Currently, 2500 tonnes of sludge and 2500 tonnes of floating waste in recovered from the two drains annually and ends up at landfills. Of this, the majority is organic waste and has the potential of being composted. Additionally, diverting the mixed dry waste from the drain into recycling value chains can generate economic benefit and incentive for communities while reducing burden on landfills and pressure on our natural resources. In addition to this scientific model for collecting and processing waste, Su-Dhara is working closely with community members to raise awareness and build capacity to reduce, reuse and recycle waste in the area.



(Pics- Focus Group Discussion, 52 cusec)

The two drains pass through nine wards in the Baburpur and Gokulpur localities of Delhi, home to approximately 6.5 lakh people. We are engaging in a sustained community-focused behaviour change process to ascertain the issues and needs of the community, then design and develop responsive interventions. As one of the first steps in engagement, we conducted several Focus Group Discussions (FGDs) with the community and other stakeholders providing us with valuable insights of the waste management system and the issues with it, along with the needs of the community. The name of the project, Su-Dhara, was also co-created with the community through these FGDs. We will also be carrying out an extensive household survey in order to understand the community’s behaviour towards waste management to help us arrive at solutions and interventions that can bring about sustained behaviour change.



(Pic- Dusshera Graphic for Su-Dhara Launch)

On the occasion of Dusshera this year, the project and its brand identity were launched at a local mela in the Baburpur area. At this mela, the Su-Dhara team engaged with nearly three thousand people through different activities. The event began with a small introduction to the project by our Vertiver COO Swapan followed by an engrossing Nukkad Natak. The play dealt with the themes of waste segregation, recycling, composting, health impacts of dumping waste into the canal and the importance of community efforts for rehabilitation of the 52-Cusec Canal, and riveted both children and adults with catchy songs and slogans.

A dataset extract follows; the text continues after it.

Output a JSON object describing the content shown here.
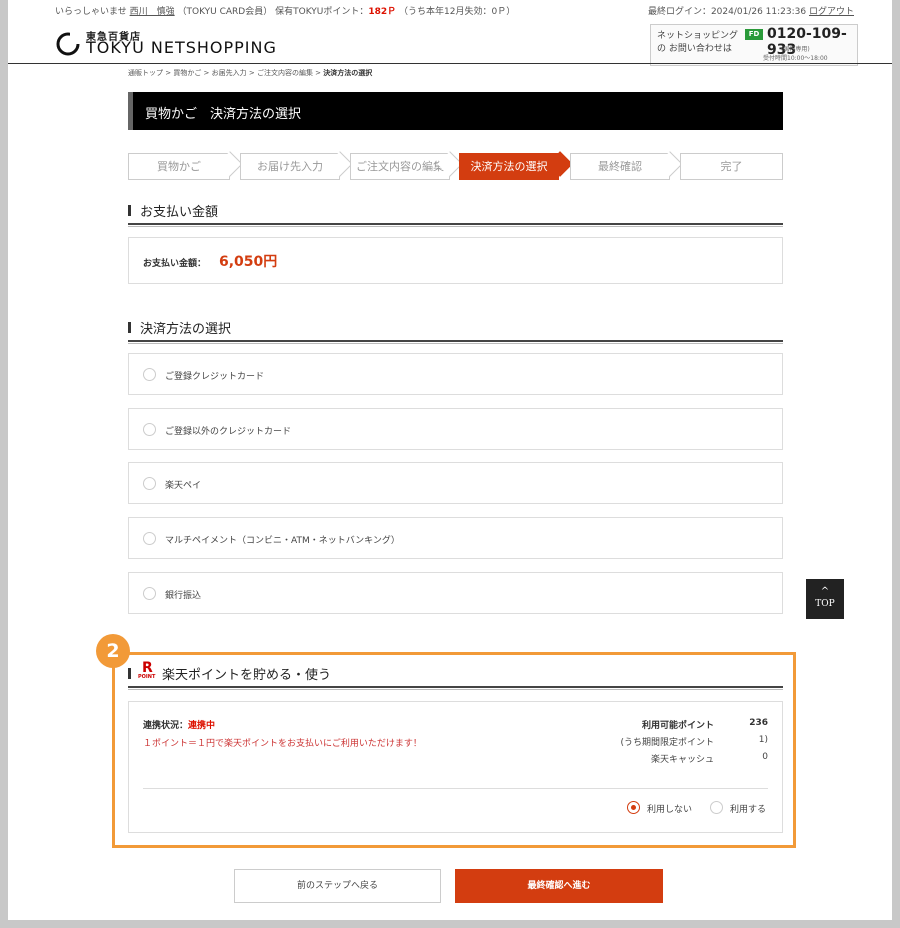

Project partners EDMC were also present at this event and an official from the sanitation department gave a short speech highlighting the importance of community involvement for the success of the project. He also discussed the health hazards associated with the waste present in the drain. The project also received community support and President of a local RWA that has worked extensively on waste management in the locality spoke on the occasion. He encouraged community members to become responsible citizens who ensure cleanliness in their surroundings and asked those living near the drain to support the project.
The most engaging aspect of the evening was the ‘Su-dhara doot’. This mascot was developed as a representation of the project and the cut-out of this character was placed at the entrance of the mela as a photo opportunity. People actively engaged with this and embraced the brand identity of the project. Throughout the evening, both kids and adults identified themselves with the idea of being the cleanliness champion of their area and took pictures of themselves at the Photo OP zone.



Over the two years of this project, we hope that our efforts will connect the communities around the drain in
collective awareness and interventions through activities that involve the youth, households, local businesses and various other stakeholders into a sustained behaviour change model, transforming the neighbourhood and the drains.